Goal of the exercise —
Print each record below precisely, with every picture left out of the copy.
--- Data extracts Enclosed Below ---
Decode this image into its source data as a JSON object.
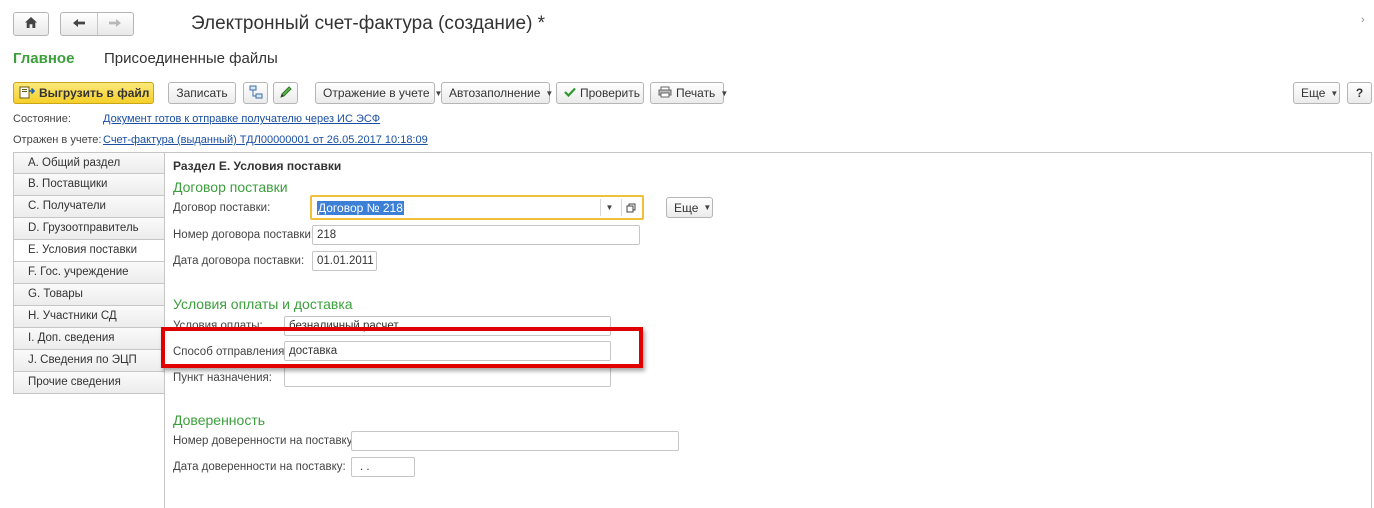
{
  "window": {
    "title": "Электронный счет-фактура (создание) *",
    "nav": {
      "home_icon": "home-icon",
      "back_icon": "arrow-left-icon",
      "forward_icon": "arrow-right-icon"
    },
    "menu_arrow": "›"
  },
  "tabs": [
    {
      "label": "Главное",
      "active": true
    },
    {
      "label": "Присоединенные файлы",
      "active": false
    }
  ],
  "toolbar": {
    "export_label": "Выгрузить в файл",
    "save_label": "Записать",
    "posting_label": "Отражение в учете",
    "autofill_label": "Автозаполнение",
    "check_label": "Проверить",
    "print_label": "Печать",
    "more_label": "Еще",
    "help_label": "?"
  },
  "status": {
    "state_label": "Состояние:",
    "state_value": "Документ готов к отправке получателю через ИС ЭСФ",
    "reflected_label": "Отражен в учете:",
    "reflected_value": "Счет-фактура (выданный) ТДЛ00000001 от 26.05.2017 10:18:09"
  },
  "sections": [
    "А. Общий раздел",
    "В. Поставщики",
    "С. Получатели",
    "D. Грузоотправитель",
    "E. Условия поставки",
    "F. Гос. учреждение",
    "G. Товары",
    "H. Участники СД",
    "I. Доп. сведения",
    "J. Сведения по ЭЦП",
    "Прочие сведения"
  ],
  "active_section_index": 4,
  "form": {
    "section_title": "Раздел E. Условия поставки",
    "contract_group": "Договор поставки",
    "contract_label": "Договор поставки:",
    "contract_value": "Договор № 218",
    "contract_more": "Еще",
    "contract_number_label": "Номер договора поставки:",
    "contract_number_value": "218",
    "contract_date_label": "Дата договора поставки:",
    "contract_date_value": "01.01.2011",
    "payment_group": "Условия оплаты и доставка",
    "payment_terms_label": "Условия оплаты:",
    "payment_terms_value": "безналичный расчет",
    "shipping_method_label": "Способ отправления:",
    "shipping_method_value": "доставка",
    "destination_label": "Пункт назначения:",
    "destination_value": "",
    "poa_group": "Доверенность",
    "poa_number_label": "Номер доверенности на поставку:",
    "poa_number_value": "",
    "poa_date_label": "Дата доверенности на поставку:",
    "poa_date_value": " .  ."
  },
  "colors": {
    "accent_green": "#3c9f3c",
    "link_blue": "#1a4fa3",
    "highlight_red": "#e00000",
    "focus_yellow": "#f0c03a"
  }
}
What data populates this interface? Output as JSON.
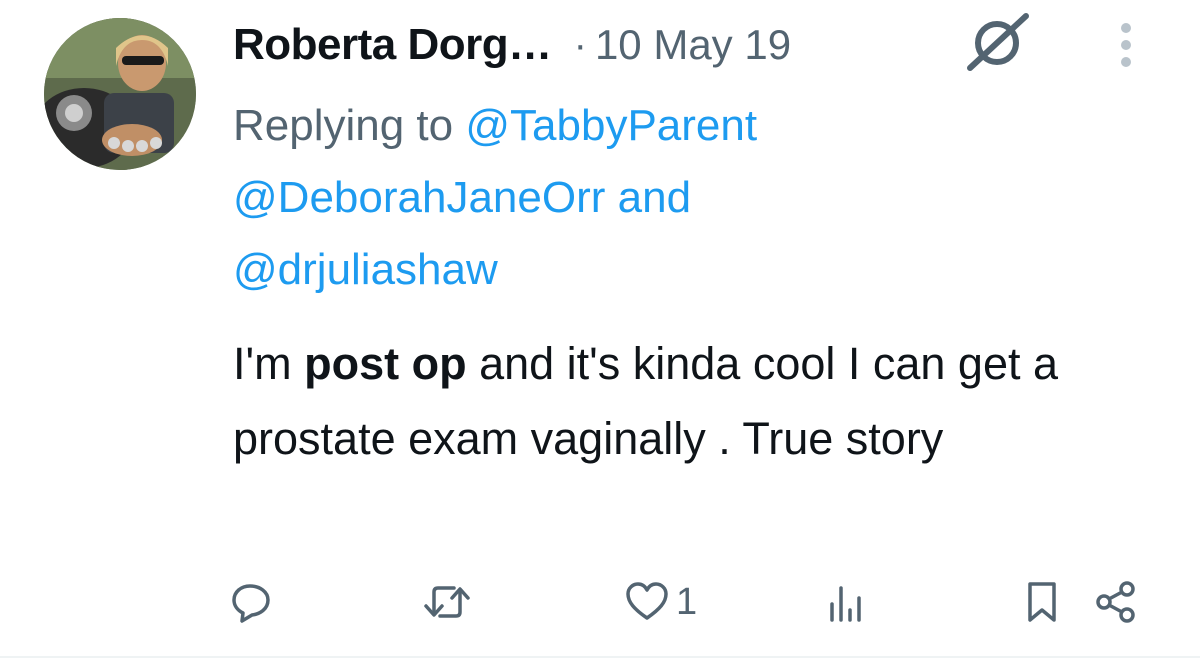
{
  "tweet": {
    "author": {
      "display_name": "Roberta Dorg…",
      "avatar_icon": "profile-photo"
    },
    "separator": "·",
    "timestamp": "10 May 19",
    "reply": {
      "prefix": "Replying to",
      "mentions": [
        "@TabbyParent",
        "@DeborahJaneOrr",
        "@drjuliashaw"
      ],
      "conjunction": "and"
    },
    "text": {
      "before_bold": "I'm ",
      "bold": "post op",
      "after_bold": " and it's kinda cool I can get a prostate exam vaginally . True story"
    },
    "actions": {
      "reply_icon": "speech-bubble-icon",
      "retweet_icon": "retweet-icon",
      "like_icon": "heart-icon",
      "like_count": "1",
      "views_icon": "bar-chart-icon",
      "bookmark_icon": "bookmark-icon",
      "share_icon": "share-icon"
    },
    "header_icons": {
      "badge": "slashed-circle-icon",
      "more": "more-vertical-icon"
    }
  },
  "colors": {
    "text_primary": "#0f1419",
    "text_secondary": "#536471",
    "link": "#1d9bf0",
    "divider": "#eff3f4"
  }
}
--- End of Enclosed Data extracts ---
Expected output —
Decode this image into its source data as a JSON object.
{
  "window": {
    "title": "Электронный счет-фактура (создание) *",
    "nav": {
      "home_icon": "home-icon",
      "back_icon": "arrow-left-icon",
      "forward_icon": "arrow-right-icon"
    },
    "menu_arrow": "›"
  },
  "tabs": [
    {
      "label": "Главное",
      "active": true
    },
    {
      "label": "Присоединенные файлы",
      "active": false
    }
  ],
  "toolbar": {
    "export_label": "Выгрузить в файл",
    "save_label": "Записать",
    "posting_label": "Отражение в учете",
    "autofill_label": "Автозаполнение",
    "check_label": "Проверить",
    "print_label": "Печать",
    "more_label": "Еще",
    "help_label": "?"
  },
  "status": {
    "state_label": "Состояние:",
    "state_value": "Документ готов к отправке получателю через ИС ЭСФ",
    "reflected_label": "Отражен в учете:",
    "reflected_value": "Счет-фактура (выданный) ТДЛ00000001 от 26.05.2017 10:18:09"
  },
  "sections": [
    "А. Общий раздел",
    "В. Поставщики",
    "С. Получатели",
    "D. Грузоотправитель",
    "E. Условия поставки",
    "F. Гос. учреждение",
    "G. Товары",
    "H. Участники СД",
    "I. Доп. сведения",
    "J. Сведения по ЭЦП",
    "Прочие сведения"
  ],
  "active_section_index": 4,
  "form": {
    "section_title": "Раздел E. Условия поставки",
    "contract_group": "Договор поставки",
    "contract_label": "Договор поставки:",
    "contract_value": "Договор № 218",
    "contract_more": "Еще",
    "contract_number_label": "Номер договора поставки:",
    "contract_number_value": "218",
    "contract_date_label": "Дата договора поставки:",
    "contract_date_value": "01.01.2011",
    "payment_group": "Условия оплаты и доставка",
    "payment_terms_label": "Условия оплаты:",
    "payment_terms_value": "безналичный расчет",
    "shipping_method_label": "Способ отправления:",
    "shipping_method_value": "доставка",
    "destination_label": "Пункт назначения:",
    "destination_value": "",
    "poa_group": "Доверенность",
    "poa_number_label": "Номер доверенности на поставку:",
    "poa_number_value": "",
    "poa_date_label": "Дата доверенности на поставку:",
    "poa_date_value": " .  ."
  },
  "colors": {
    "accent_green": "#3c9f3c",
    "link_blue": "#1a4fa3",
    "highlight_red": "#e00000",
    "focus_yellow": "#f0c03a"
  }
}
What data populates this interface? Output as JSON.
{
  "tweet": {
    "author": {
      "display_name": "Roberta Dorg…",
      "avatar_icon": "profile-photo"
    },
    "separator": "·",
    "timestamp": "10 May 19",
    "reply": {
      "prefix": "Replying to",
      "mentions": [
        "@TabbyParent",
        "@DeborahJaneOrr",
        "@drjuliashaw"
      ],
      "conjunction": "and"
    },
    "text": {
      "before_bold": "I'm ",
      "bold": "post op",
      "after_bold": " and it's kinda cool I can get a prostate exam vaginally . True story"
    },
    "actions": {
      "reply_icon": "speech-bubble-icon",
      "retweet_icon": "retweet-icon",
      "like_icon": "heart-icon",
      "like_count": "1",
      "views_icon": "bar-chart-icon",
      "bookmark_icon": "bookmark-icon",
      "share_icon": "share-icon"
    },
    "header_icons": {
      "badge": "slashed-circle-icon",
      "more": "more-vertical-icon"
    }
  },
  "colors": {
    "text_primary": "#0f1419",
    "text_secondary": "#536471",
    "link": "#1d9bf0",
    "divider": "#eff3f4"
  }
}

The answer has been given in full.